Cooperating for mobility in Meuse - the Barrois, Cœur de Lorraine and Verdun regions

January 2023

Association Nationale des Pôles territoriaux et des Pays (ANPP - Territoires de projet)

The PETR, a flexible structure for local development, adapts to its territory by building on the strengths of its members. In Meuse, the three PETRs (Pays Barrois, Pays Coeur de Lorraine and Pays de Verdun) have a combined population of around 165,000, spread across 14 EPCIs. The geographical location of these PETRs has a number of advantages, including the Belgian and Luxembourg borders, as well as the TGV station linking Paris to Gare de l’Est. The car is the dominant mode of transport in the region, with a high level of car ownership. In response to this situation, the Pays Barrois PETR has been involved in a car-sharing platform with Mobicoop since 2010, but due to a lack of communication, the solution has not been popular with local residents. A planning document in the form of a mobility scheme for the Pays Barrois was drawn up between 2016 and 2018. The Coeur de Lorraine mobility study was carried out in 2018, while the Pays de Verdun does not have a master plan. It is important to note that the PETRs do not have AOM powers. 12 EPCIs have it, while two do not.

To download : enquete-mobilite-1.pdf (1.9 MiB)

Making cooperation a reality

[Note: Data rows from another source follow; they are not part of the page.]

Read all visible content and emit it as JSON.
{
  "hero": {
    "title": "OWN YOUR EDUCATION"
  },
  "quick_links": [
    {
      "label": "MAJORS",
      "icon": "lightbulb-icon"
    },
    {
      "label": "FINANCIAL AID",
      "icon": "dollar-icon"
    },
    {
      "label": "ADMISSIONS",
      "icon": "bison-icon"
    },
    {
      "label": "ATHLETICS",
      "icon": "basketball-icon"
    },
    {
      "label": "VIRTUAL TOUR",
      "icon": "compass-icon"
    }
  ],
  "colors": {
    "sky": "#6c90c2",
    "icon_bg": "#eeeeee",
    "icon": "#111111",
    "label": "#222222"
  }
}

A post has been created to ensure synergy between the three PETRs. As Julien DIDRY, Vice-President of the General Council and Chairman of the Pays de Verdun PETR, points out, the three PETRs have everything to gain by working together and building on each other’s strengths and initiatives, such as the Pays de Verdun’s digital strategy. Local development also involves renovating housing and working on the region’s image, to counteract the image of a neglected region, and mobility. The pitfall would be to work in silos. The PETR works on the scale of a catchment area, and mobility issues need to be dealt with at this level. By bringing together the three PETRs, the catchment area is even wider, so that the needs of all the inhabitants can be taken into account. What’s more, pooling resources provides greater leverage, particularly in financial terms. This has made it possible to recruit an FTE to coordinate the three PETRs.

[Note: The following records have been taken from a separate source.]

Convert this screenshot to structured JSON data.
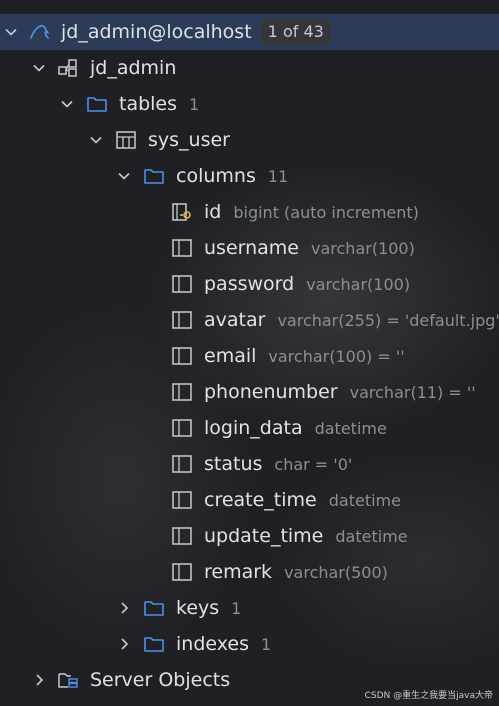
{
  "tree": {
    "connection": {
      "name": "jd_admin@localhost",
      "badge": "1 of 43",
      "icon": "mysql-icon"
    },
    "schema": {
      "name": "jd_admin",
      "icon": "schema-icon"
    },
    "tables_folder": {
      "name": "tables",
      "count": "1",
      "icon": "folder-icon"
    },
    "table": {
      "name": "sys_user",
      "icon": "table-icon"
    },
    "columns_folder": {
      "name": "columns",
      "count": "11",
      "icon": "folder-icon"
    },
    "columns": [
      {
        "name": "id",
        "type": "bigint (auto increment)",
        "icon": "primary-key-column-icon"
      },
      {
        "name": "username",
        "type": "varchar(100)",
        "icon": "column-icon"
      },
      {
        "name": "password",
        "type": "varchar(100)",
        "icon": "column-icon"
      },
      {
        "name": "avatar",
        "type": "varchar(255) = 'default.jpg'",
        "icon": "column-icon"
      },
      {
        "name": "email",
        "type": "varchar(100) = ''",
        "icon": "column-icon"
      },
      {
        "name": "phonenumber",
        "type": "varchar(11) = ''",
        "icon": "column-icon"
      },
      {
        "name": "login_data",
        "type": "datetime",
        "icon": "column-icon"
      },
      {
        "name": "status",
        "type": "char = '0'",
        "icon": "column-icon"
      },
      {
        "name": "create_time",
        "type": "datetime",
        "icon": "column-icon"
      },
      {
        "name": "update_time",
        "type": "datetime",
        "icon": "column-icon"
      },
      {
        "name": "remark",
        "type": "varchar(500)",
        "icon": "column-icon"
      }
    ],
    "keys_folder": {
      "name": "keys",
      "count": "1",
      "icon": "folder-icon"
    },
    "indexes_folder": {
      "name": "indexes",
      "count": "1",
      "icon": "folder-icon"
    },
    "server_objects": {
      "name": "Server Objects",
      "icon": "server-objects-icon"
    }
  },
  "watermark": "CSDN @重生之我要当java大帝",
  "colors": {
    "background": "#1f2024",
    "selection": "#2b3b58",
    "folder": "#4f8fe8",
    "text": "#dfe1e5",
    "meta": "#8b8e94"
  }
}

By proposing a network that will bring together all the mobility solutions of the three PETRs - called Roul’en’Meuse - this territorial cooperation is creating its own brand and setting itself apart. The brand will make it easier to communicate with local residents and to get them on board. Choosing its own car-sharing platform will save money and build on the strengths of the PETRs: their in-depth knowledge of the region and their ability to communicate. The governance of this cooperation is illustrated by a number of meetings, such as the Inter PETR Copil and the PETR technical committees, which take place every 15 days. The steering committee brings together the chairmen and vice-chairmen responsible for mobility. In addition, an extended steering committee brings together the department, the region, the EPCIs, ADEME, etc. Funding for the post linking the PETRs is provided by the EAFRD, while the Roul’en’Meuse platform has received funding as a prizewinner in the TENMOD 2022 call for expressions of interest. This cooperation is the fruit of a shared political will that did not wait for the law to be established. The engineering to support this inter-PETR project was one of the difficulties, but the recruitment of a person dedicated to monitoring the project enabled it to become operational. Other areas of inter-territorial cooperation? Since the issue of mobility has helped to mobilise the players around this cooperation between the three PETRs, it is interesting to ask how other issues could be the subject of future cooperation. This could be done on other issues that require time, reflection and a cross-cutting approach, such as energy renovation, for example. Even if the future of the PETR in the institutional landscape is still uncertain, its role in coordinating, prospecting and bringing together players is a major asset, in the image of this inter-territorial cooperation. As relations with the EPCIs are good, the PETRs can support and promote issues such as mobility on behalf of their member communities. The PETR stands out for its vision and weight. With three PETRs, cooperation carries more weight with the institutions.